Tomorrow I'll talk to a journalist from AAP about the Breen Sculpture Competition (to design a sculpture feature for our first children's garden at Mount Tomah Botanic Garden - have a look at our website http://www.rbgsyd.nsw.gov.au/, top right corner).
That's exciting enough in itself but we'll also talk about deciduous trees! Not important in Australia you might say. Well of course we have lots of exotic deciduous trees in our gardens. We also have a few deciduous natives.
The most well known, and most aptly named, is Deciduous Beech (Nothofagus gunnii) from Tasmania. The White Cedar (Melia azederach), growing north of Sydney, is another that loses its leaves in winter.

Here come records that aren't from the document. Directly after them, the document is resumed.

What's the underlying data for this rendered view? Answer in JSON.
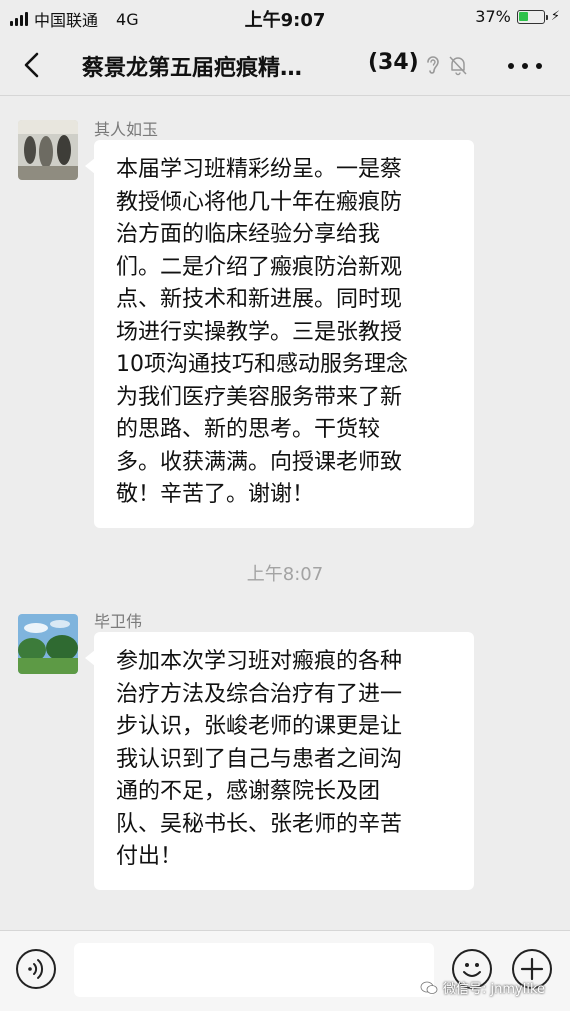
{
  "status_bar": {
    "carrier": "中国联通",
    "network": "4G",
    "time": "上午9:07",
    "battery_percent": "37%",
    "battery_level": 0.37,
    "signal_bars": 4
  },
  "header": {
    "title": "蔡景龙第五届疤痕精…",
    "member_count": "(34)",
    "icons": [
      "back-icon",
      "ear-icon",
      "mute-bell-icon",
      "more-icon"
    ]
  },
  "messages": [
    {
      "sender": "其人如玉",
      "text": "本届学习班精彩纷呈。一是蔡\n教授倾心将他几十年在瘢痕防\n治方面的临床经验分享给我\n们。二是介绍了瘢痕防治新观\n点、新技术和新进展。同时现\n场进行实操教学。三是张教授\n10项沟通技巧和感动服务理念\n为我们医疗美容服务带来了新\n的思路、新的思考。干货较\n多。收获满满。向授课老师致\n敬！辛苦了。谢谢！"
    },
    {
      "sender": "毕卫伟",
      "text": "参加本次学习班对瘢痕的各种\n治疗方法及综合治疗有了进一\n步认识，张峻老师的课更是让\n我认识到了自己与患者之间沟\n通的不足，感谢蔡院长及团\n队、吴秘书长、张老师的辛苦\n付出！"
    }
  ],
  "time_separator": "上午8:07",
  "input_bar": {
    "icons": [
      "voice-icon",
      "emoji-icon",
      "plus-icon"
    ]
  },
  "watermark": {
    "label": "微信号: jnmylike"
  },
  "colors": {
    "background": "#ededed",
    "bubble": "#ffffff",
    "battery": "#2fc14a",
    "meta_text": "#7a7a7a"
  }
}
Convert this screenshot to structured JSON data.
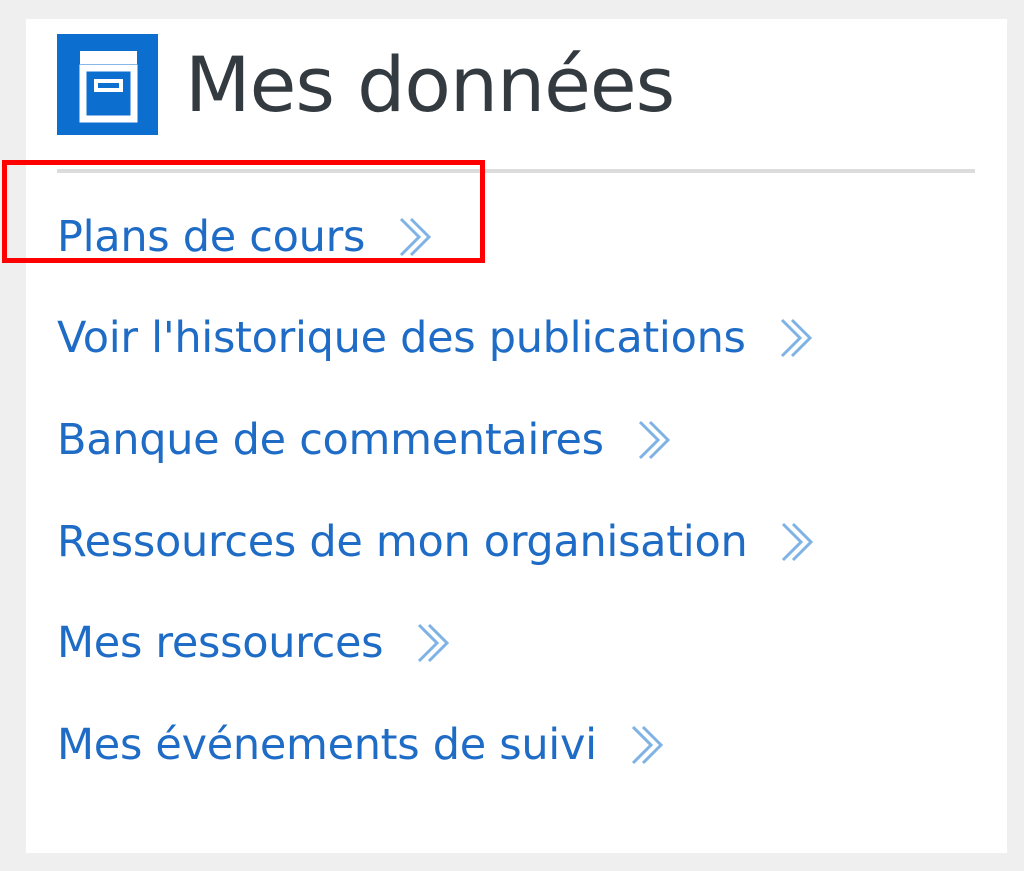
{
  "header": {
    "icon": "archive-box-icon",
    "title": "Mes données"
  },
  "menu": {
    "items": [
      {
        "label": "Plans de cours",
        "icon": "chevron-right-double-icon",
        "highlighted": true
      },
      {
        "label": "Voir l'historique des publications",
        "icon": "chevron-right-double-icon"
      },
      {
        "label": "Banque de commentaires",
        "icon": "chevron-right-double-icon"
      },
      {
        "label": "Ressources de mon organisation",
        "icon": "chevron-right-double-icon"
      },
      {
        "label": "Mes ressources",
        "icon": "chevron-right-double-icon"
      },
      {
        "label": "Mes événements de suivi",
        "icon": "chevron-right-double-icon"
      }
    ]
  },
  "colors": {
    "accent": "#0c6fd0",
    "link": "#1f6cc6",
    "title": "#333a40",
    "highlight_box": "#ff0000",
    "background": "#efefef",
    "panel": "#ffffff"
  }
}
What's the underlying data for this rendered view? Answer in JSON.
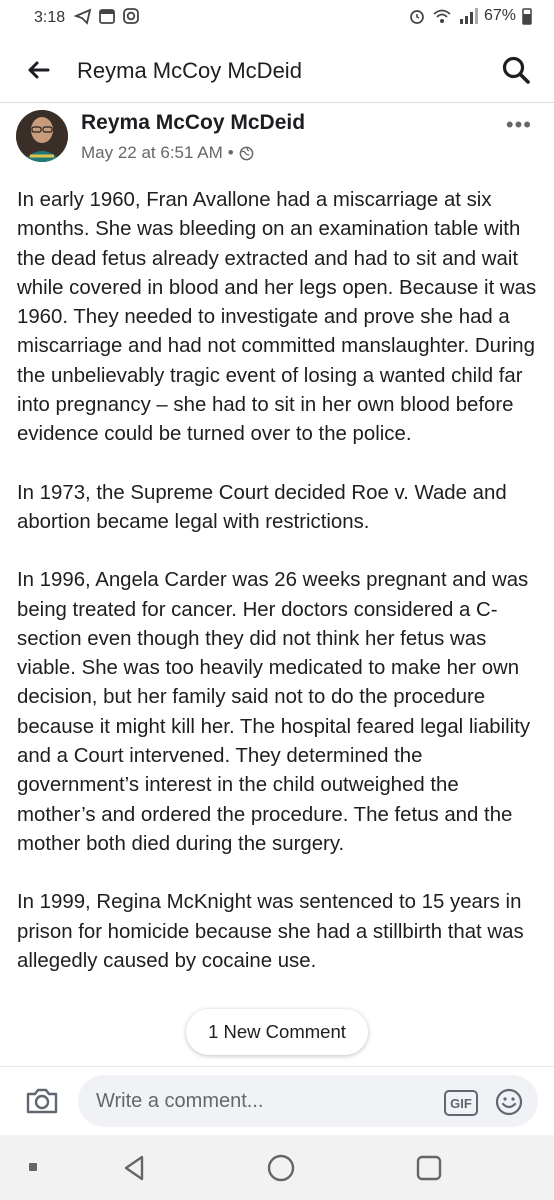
{
  "status_bar": {
    "time": "3:18",
    "battery": "67%"
  },
  "header": {
    "title": "Reyma McCoy McDeid"
  },
  "post": {
    "author": "Reyma McCoy McDeid",
    "timestamp": "May 22 at 6:51 AM",
    "separator": "•",
    "privacy_icon": "globe-icon",
    "paragraphs": [
      "In early 1960, Fran Avallone had a miscarriage at six months. She was bleeding on an examination table with the dead fetus already extracted and had to sit and wait while covered in blood and her legs open. Because it was 1960. They needed to investigate and prove she had a miscarriage and had not committed manslaughter.  During the unbelievably tragic event of losing a wanted child far into pregnancy – she had to sit in her own blood before evidence could be turned over to the police.",
      "In 1973, the Supreme Court decided Roe v. Wade and abortion became legal with restrictions.",
      "In 1996, Angela Carder was 26 weeks pregnant and was being treated for cancer. Her doctors considered a C-section even though they did not think her fetus was viable. She was too heavily medicated to make her own decision, but her family said not to do the procedure because it might kill her. The hospital feared legal liability and a Court intervened. They determined the government’s interest in the child outweighed the mother’s and ordered the procedure. The fetus and the mother both died during the surgery.",
      "In 1999, Regina McKnight was sentenced to 15 years in prison for homicide because she had a stillbirth that was allegedly caused by cocaine use."
    ]
  },
  "new_comment_pill": "1 New Comment",
  "comment_bar": {
    "placeholder": "Write a comment...",
    "gif_label": "GIF"
  },
  "colors": {
    "text": "#1c1e21",
    "secondary": "#65676b",
    "input_bg": "#f0f2f5"
  }
}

More commonly in Australia, we have plants that lose their leaves in the dry season or in drought. There are plenty of tropical examples, including eucalypts. The Deciduous Figs (Ficus virens) in the Domain usually drop all their leaves for a few weeks in October or November.

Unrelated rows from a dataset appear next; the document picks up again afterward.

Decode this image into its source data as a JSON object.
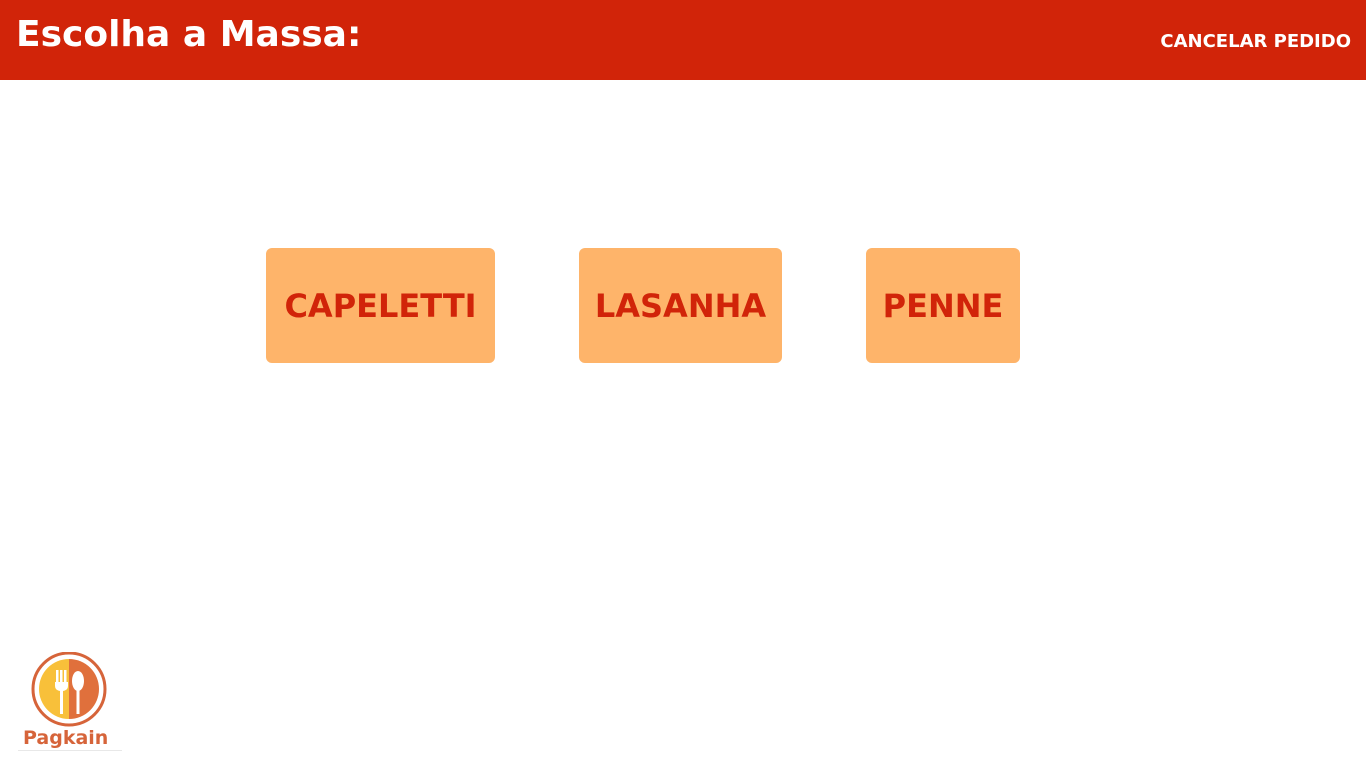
{
  "header": {
    "title": "Escolha a Massa:",
    "cancel_label": "CANCELAR PEDIDO"
  },
  "options": [
    {
      "label": "CAPELETTI"
    },
    {
      "label": "LASANHA"
    },
    {
      "label": "PENNE"
    }
  ],
  "logo": {
    "text": "Pagkain",
    "icon": "fork-and-spoon-plate-icon"
  },
  "colors": {
    "header_background": "#d12409",
    "header_text": "#ffffff",
    "option_background": "#feb46a",
    "option_text": "#d12409",
    "logo_accent": "#d6643a",
    "logo_yellow": "#f8c03a"
  }
}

And why do trees drop their leaves all in one hit? Presumably to conserve water and better survive tough conditions by relieving themselves of fragile leaves when they are not actively growing. In bitterly cold northern hemisphere winters its better to not have your leaves hanging around. In tough Australian dry seasons why keep your leaves.
Sometimes its helpful to shed some or all leaves so that your flowers are easier for birds and bugs to find, and pollinate. The Illawara Flame Tree (Brachychiton acerifolius) and the Red Cedar (Toona ciliata) are two local examples.
Barbara Wiecek (who with Karla Davies checked this information for me) told me that during droughts her local northern hemisphere deciduous trees get their 'autumn colour' and drop leaves in the middle of summer, and then again in winter.
All very interesting.